Quin Kirchner Credit: Courtesy the Artist

The Shadows and the Light, the new album from Chicago drummer Quin Kirchner, is an eclectic collection of freewheeling studio performances with a diverse range of sounds. On its second track, “Batá Chop,” the album features influences of West African batá drum and traces of Afro-Cuban drumming (which Kirchner learned as a teenager while studying in Havana), but elsewhere there are bebop flourishes and interplanetary adornments originally stylized by the mystical jazz mad hatter, Sun Ra. Opener “Shadow Intro” features Kirchner solo on overdubbed drum kit, congas, and synths, showcasing his chops without extraneous accompaniment.
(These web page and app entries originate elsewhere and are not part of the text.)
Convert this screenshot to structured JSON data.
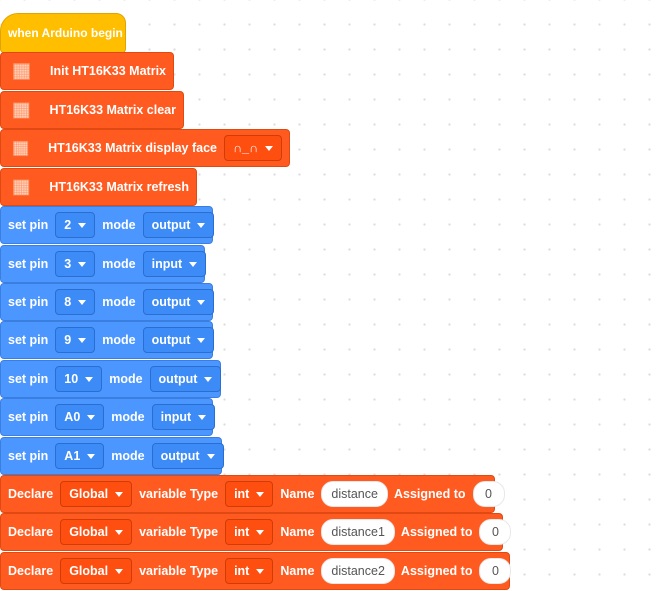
{
  "hat": {
    "label": "when Arduino begin"
  },
  "matrix_blocks": {
    "init": "Init HT16K33 Matrix",
    "clear": "HT16K33 Matrix clear",
    "display_face": "HT16K33 Matrix display face",
    "face_value": "∩_∩",
    "refresh": "HT16K33 Matrix refresh"
  },
  "pin_blocks": [
    {
      "set_label": "set pin",
      "pin": "2",
      "mode_label": "mode",
      "mode": "output"
    },
    {
      "set_label": "set pin",
      "pin": "3",
      "mode_label": "mode",
      "mode": "input"
    },
    {
      "set_label": "set pin",
      "pin": "8",
      "mode_label": "mode",
      "mode": "output"
    },
    {
      "set_label": "set pin",
      "pin": "9",
      "mode_label": "mode",
      "mode": "output"
    },
    {
      "set_label": "set pin",
      "pin": "10",
      "mode_label": "mode",
      "mode": "output"
    },
    {
      "set_label": "set pin",
      "pin": "A0",
      "mode_label": "mode",
      "mode": "input"
    },
    {
      "set_label": "set pin",
      "pin": "A1",
      "mode_label": "mode",
      "mode": "output"
    }
  ],
  "declare_blocks": [
    {
      "declare": "Declare",
      "scope": "Global",
      "vartype_label": "variable Type",
      "type": "int",
      "name_label": "Name",
      "name": "distance",
      "assigned_label": "Assigned to",
      "value": "0"
    },
    {
      "declare": "Declare",
      "scope": "Global",
      "vartype_label": "variable Type",
      "type": "int",
      "name_label": "Name",
      "name": "distance1",
      "assigned_label": "Assigned to",
      "value": "0"
    },
    {
      "declare": "Declare",
      "scope": "Global",
      "vartype_label": "variable Type",
      "type": "int",
      "name_label": "Name",
      "name": "distance2",
      "assigned_label": "Assigned to",
      "value": "0"
    }
  ],
  "colors": {
    "event": "#ffbf00",
    "matrix": "#ff5a1f",
    "pins": "#4c97ff",
    "variables": "#ff5a1f"
  },
  "icons": {
    "matrix": "led-matrix-icon",
    "dropdown": "caret-down-icon"
  }
}
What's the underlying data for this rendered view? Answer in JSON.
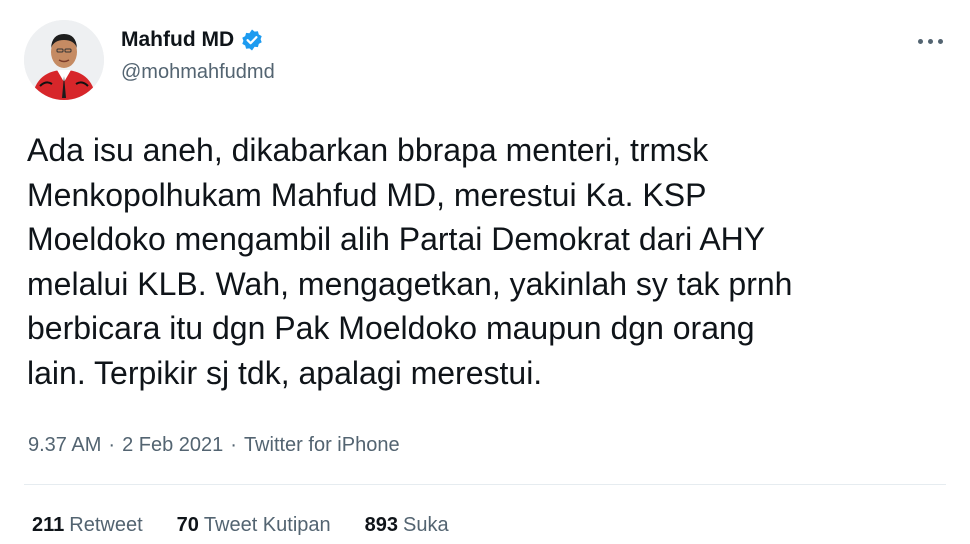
{
  "author": {
    "name": "Mahfud MD",
    "handle": "@mohmahfudmd",
    "verified": true,
    "avatar": "avatar-photo"
  },
  "tweet": {
    "text": "Ada isu aneh, dikabarkan bbrapa menteri, trmsk\nMenkopolhukam Mahfud MD, merestui Ka. KSP\nMoeldoko mengambil alih Partai Demokrat dari AHY\nmelalui KLB. Wah, mengagetkan, yakinlah sy tak prnh\nberbicara itu dgn Pak Moeldoko maupun dgn orang\nlain. Terpikir sj tdk, apalagi merestui.",
    "time": "9.37 AM",
    "separator": "·",
    "date": "2 Feb 2021",
    "source": "Twitter for iPhone"
  },
  "stats": {
    "retweets": {
      "count": "211",
      "label": "Retweet"
    },
    "quotes": {
      "count": "70",
      "label": "Tweet Kutipan"
    },
    "likes": {
      "count": "893",
      "label": "Suka"
    }
  },
  "icons": {
    "verified": "verified-badge-icon",
    "more": "more-options-icon"
  },
  "colors": {
    "text": "#0f1419",
    "secondary": "#536471",
    "verified": "#1d9bf0"
  }
}
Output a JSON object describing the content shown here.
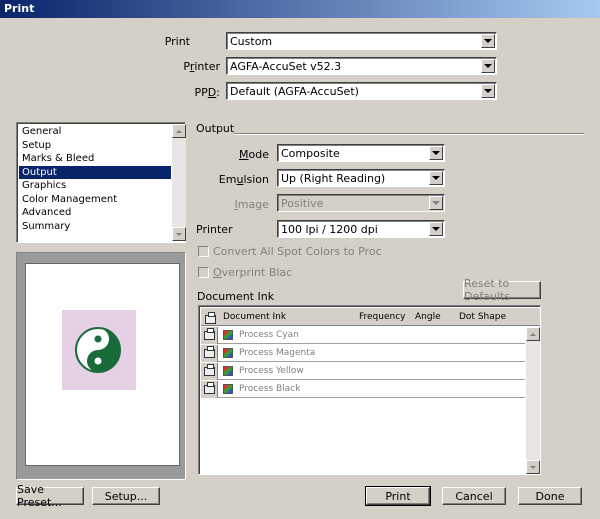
{
  "window": {
    "title": "Print"
  },
  "top": {
    "print_label": "Print",
    "print_value": "Custom",
    "printer_label_pre": "P",
    "printer_label_u": "r",
    "printer_label_post": "inter",
    "printer_value": "AGFA-AccuSet v52.3",
    "ppd_label_pre": "PP",
    "ppd_label_u": "D",
    "ppd_label_post": ":",
    "ppd_value": "Default (AGFA-AccuSet)"
  },
  "sidebar": {
    "items": [
      "General",
      "Setup",
      "Marks & Bleed",
      "Output",
      "Graphics",
      "Color Management",
      "Advanced",
      "Summary"
    ],
    "selected": "Output"
  },
  "output": {
    "section_title": "Output",
    "mode_label_u": "M",
    "mode_label_post": "ode",
    "mode_value": "Composite",
    "emulsion_label_pre": "Em",
    "emulsion_label_u": "u",
    "emulsion_label_post": "lsion",
    "emulsion_value": "Up (Right Reading)",
    "image_label_u": "I",
    "image_label_post": "mage",
    "image_value": "Positive",
    "printer_label": "Printer",
    "printer_value": "100 lpi  / 1200 dpi",
    "convert_label": "Convert All Spot Colors to Proc",
    "overprint_label_u": "O",
    "overprint_label_post": "verprint Blac"
  },
  "document_ink": {
    "title": "Document Ink",
    "reset_button": "Reset to Defaults",
    "columns": [
      "Document Ink",
      "Frequency",
      "Angle",
      "Dot Shape"
    ],
    "rows": [
      "Process Cyan",
      "Process Magenta",
      "Process Yellow",
      "Process Black"
    ]
  },
  "preview": {
    "background": "#e6d0e6",
    "symbol_color": "#1a6b3a"
  },
  "buttons": {
    "save_preset": "Save Preset...",
    "setup": "Setup...",
    "print": "Print",
    "cancel": "Cancel",
    "done": "Done"
  }
}
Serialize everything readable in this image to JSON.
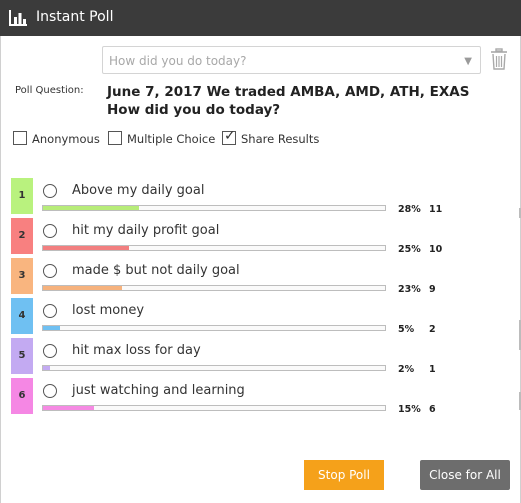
{
  "window": {
    "title": "Instant Poll",
    "title_icon": "bar-chart-icon"
  },
  "question_select": {
    "placeholder": "How did you do today?",
    "caret_icon": "chevron-down-icon"
  },
  "poll": {
    "question_label": "Poll Question:",
    "question_text": "June 7, 2017 We traded AMBA, AMD, ATH, EXAS How did you do today?"
  },
  "options": {
    "anonymous": {
      "label": "Anonymous",
      "checked": false
    },
    "multiple_choice": {
      "label": "Multiple Choice",
      "checked": false
    },
    "share_results": {
      "label": "Share Results",
      "checked": true
    }
  },
  "choices": [
    {
      "num": "1",
      "label": "Above my daily goal",
      "percent_text": "28%",
      "percent": 28,
      "count": "11",
      "badge_color": "#b9f27e",
      "bar_color": "#b7ec79"
    },
    {
      "num": "2",
      "label": "hit my daily profit goal",
      "percent_text": "25%",
      "percent": 25,
      "count": "10",
      "badge_color": "#f88080",
      "bar_color": "#f27f80"
    },
    {
      "num": "3",
      "label": "made $ but not daily goal",
      "percent_text": "23%",
      "percent": 23,
      "count": "9",
      "badge_color": "#f9b57f",
      "bar_color": "#f6b27d"
    },
    {
      "num": "4",
      "label": "lost money",
      "percent_text": "5%",
      "percent": 5,
      "count": "2",
      "badge_color": "#6fc0f2",
      "bar_color": "#6fc0f2"
    },
    {
      "num": "5",
      "label": "hit max loss for day",
      "percent_text": "2%",
      "percent": 2,
      "count": "1",
      "badge_color": "#c3aaf2",
      "bar_color": "#c3aaf2"
    },
    {
      "num": "6",
      "label": "just watching and learning",
      "percent_text": "15%",
      "percent": 15,
      "count": "6",
      "badge_color": "#f587e4",
      "bar_color": "#f58ae3"
    }
  ],
  "buttons": {
    "stop_poll": "Stop Poll",
    "close_for_all": "Close for All"
  },
  "colors": {
    "titlebar": "#3b3b3b",
    "stop_button": "#f5a11a",
    "close_button": "#6d6d6d"
  }
}
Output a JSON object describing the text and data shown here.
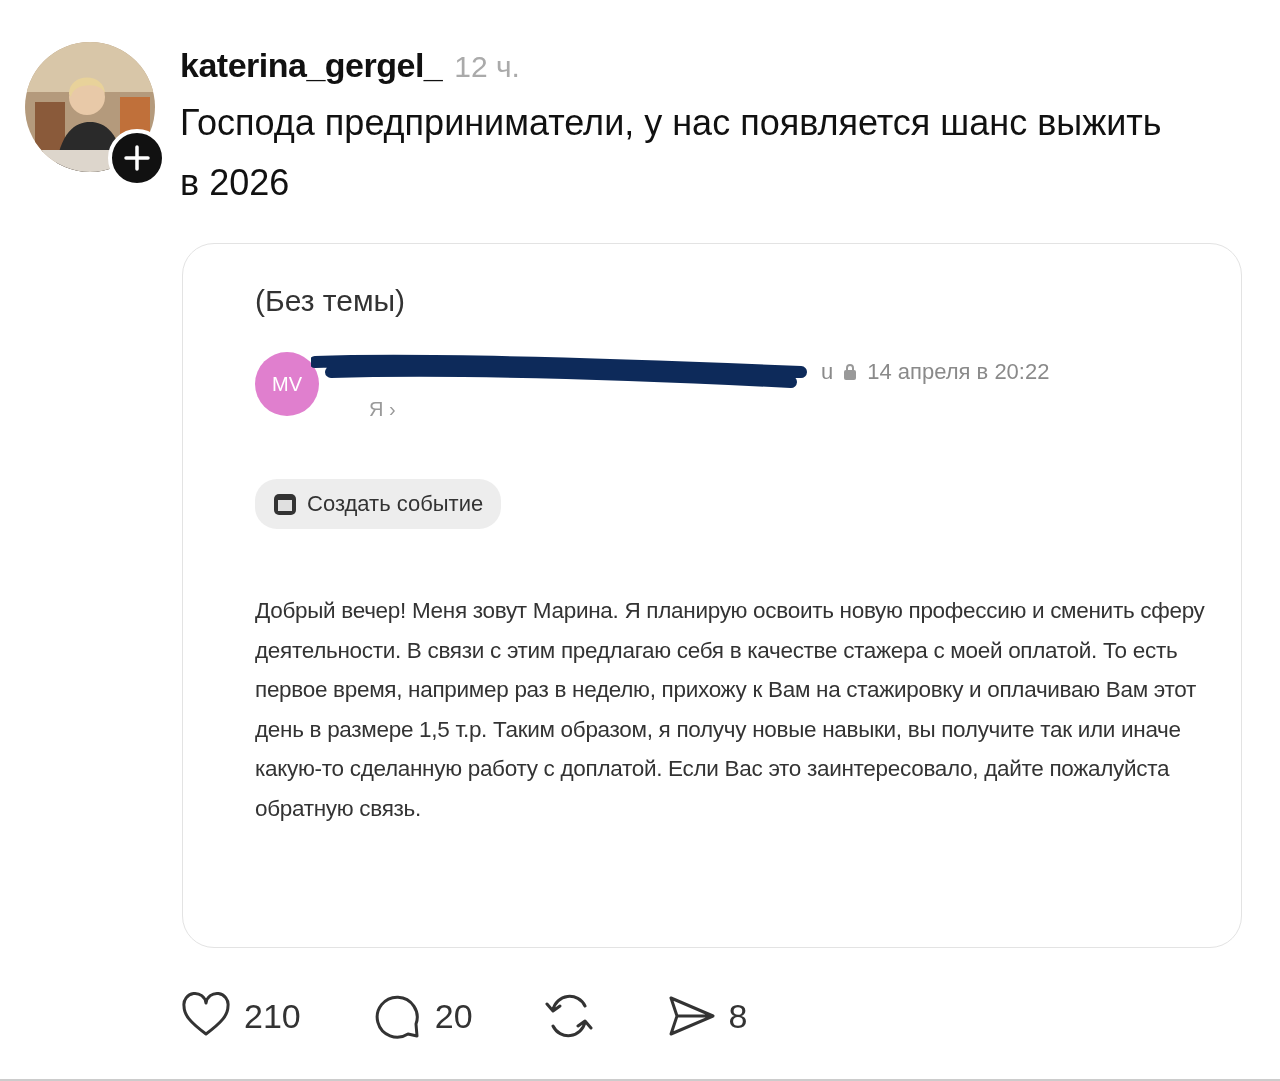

The album goes on to present organ- and horn-laden jazz that allows his compositional abilities to shine, played by a revolving all-star group of local musicians that includes bassist Matt Ulery, tenor saxophonist and flutist Nate Lepine, Wurlitzer player Rob Clearfield, alto saxophonist Greg Ward, bass clarinetist Jason Stein, and trombonist Nick Broste (who also mixed and helped engineer the album along with Kirchner and Brian Sulpizio). The first few tracks on The Shadows and the Light seem intended to be singular compositions, but then Kirchner begins to experiment with creating mini movements; as one song ends, the next picks up exactly where it leaves off. He does this with the fifth and sixth tracks, his own “Pathways” and an arrangement of the Kelan Phil Cohran tune “Sahara.” “Pathways” is sparse and minimal, with Kirchner’s kalimba accompanied only by Ulery’s quiet pizzicato on upright bass; it ends with Lepine’s soft flute flowing into “Sahara,” which quickly swells with saxophones and rumbling drum fills. Kirchner reverses this technique on the next two tracks, the all-horn quintet “Star Cluster” and the septet piece “Moon Vision.” The first erupts with a flood of free improvisation on trombone, bass clarinet, and three saxophones, wailing without form or limitation, and the second immediately moves into something softer and more restrained. Kirchner isn’t just playing around with these mini movements; he’s exploring sound and visualization through evocative pieces that transcend tangible reality, and he adds additional context with vivid titles such as “Lucid Dreams,” “Jupiter Moon,” and “Horizons.” The Shadows and the Light is a tightly plotted-out dream world that showcases Kirchner’s creative spirit, as well as the seriousness and refinement he brings to the table—you can practically hear the cogs systematically moving in his head from track to track. It all works because Kirchner is a strong musician who knows how to transform eccentricity into something that can appeal to diverse listeners, rather than jazz aficionados alone.   v